After playing in three games his freshman year at Eastern Illinois, Romo took over the starting job full-time in 2000. He excelled, throwing for 2,583 yards and 27 touchdowns, numbers he continued to improve upon.

By his senior season, he was setting records and winning awards.

That year, Romo completed 63 percent of his passes for 3,165 yards and threw 34 touchdowns, earning the 2002 Walter Payton Award. That honor is given to the most outstanding college offensive football player in Division I FCS.

Romo finished his career as Eastern Illinois' all-time leader in touchdown passes (85) and was the first Ohio Valley Conference football player to be named the conference's offensive player of the year in three straight seasons.

But just like high school, once Romo was finished with college, few NFL suitors came calling. His performance at that year's NFL Combine did little to impress scouts.

"I felt good, like it was a step for me to show people what I could do, but I didn't throw as well as I wanted to," Romo told the Chicago Tribune's Melissa Isaacson in 2006. "I'm pretty realistic about my talents and I felt I wasn't as good as some of the other guys there. I struggled that day. I just wasn't ready at that time."

Tony Romo
Romo has been to two Pro Bowls and made the playoffs twice since taking over as the Cowboys starting QB in 2006.

NFL teams seemed to agree. Romo went undrafted and signed a free-agent contract with the Dallas Cowboys in 2003.

Romo did not attempt a single pass in each of his first three seasons with the Cowboys, a rarity for a guy who earned honors at every stop in his athletic career, but in 2006, after starter Drew Bledsoe struggled, Romo got his chance.

And just like in high school and college, once he got his chance, he took it and has not let go.

Romo threw for 2,903 yards in that first season and led the Cowboys to the playoffs.
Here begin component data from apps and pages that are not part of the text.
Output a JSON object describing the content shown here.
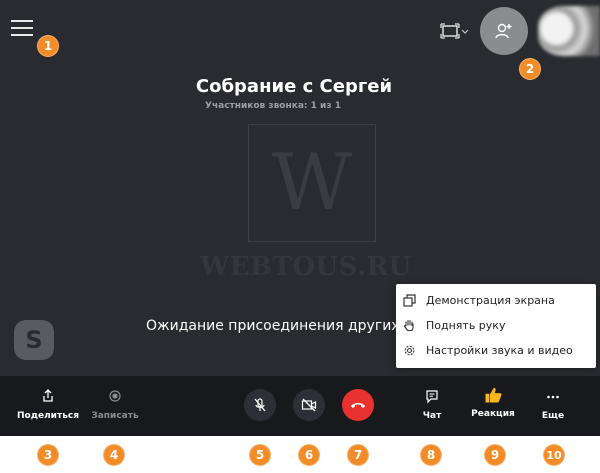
{
  "header": {
    "title": "Собрание с Сергей",
    "participants": "Участников звонка: 1 из 1"
  },
  "stage": {
    "waiting_text": "Ожидание присоединения других уч",
    "watermark_letter": "W",
    "watermark_text": "WEBTOUS.RU"
  },
  "popup": {
    "items": [
      {
        "label": "Демонстрация экрана",
        "icon": "screen-share-icon"
      },
      {
        "label": "Поднять руку",
        "icon": "raise-hand-icon"
      },
      {
        "label": "Настройки звука и видео",
        "icon": "settings-gear-icon"
      }
    ]
  },
  "toolbar": {
    "share_label": "Поделиться",
    "record_label": "Записать",
    "chat_label": "Чат",
    "reaction_label": "Реакция",
    "more_label": "Еще"
  },
  "badges": [
    "1",
    "2",
    "3",
    "4",
    "5",
    "6",
    "7",
    "8",
    "9",
    "10"
  ],
  "colors": {
    "stage_bg": "#2a2b30",
    "toolbar_bg": "#18191c",
    "badge": "#f28c28",
    "hangup": "#e8322f",
    "reaction": "#f6b61c"
  }
}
The only negative for Romo that season was a botched hold on a potential game-winning field goal in a playoff loss to the Seattle Seahawks.

That one mistake has not held Romo back. An All-Pro in each of his first two years as a starter, Romo has led the Cowboys to the playoffs both of those seasons.

The 2008 season began well for Romo. The Cowboys were the preseason favorite to win the Super Bowl. Back in Burlington, Romo received yet another honor when he was inducted into his high school's Wall of Fame.

No one is overlooking Romo now.

Mike Loveday covers high school sports for ESPN RISE.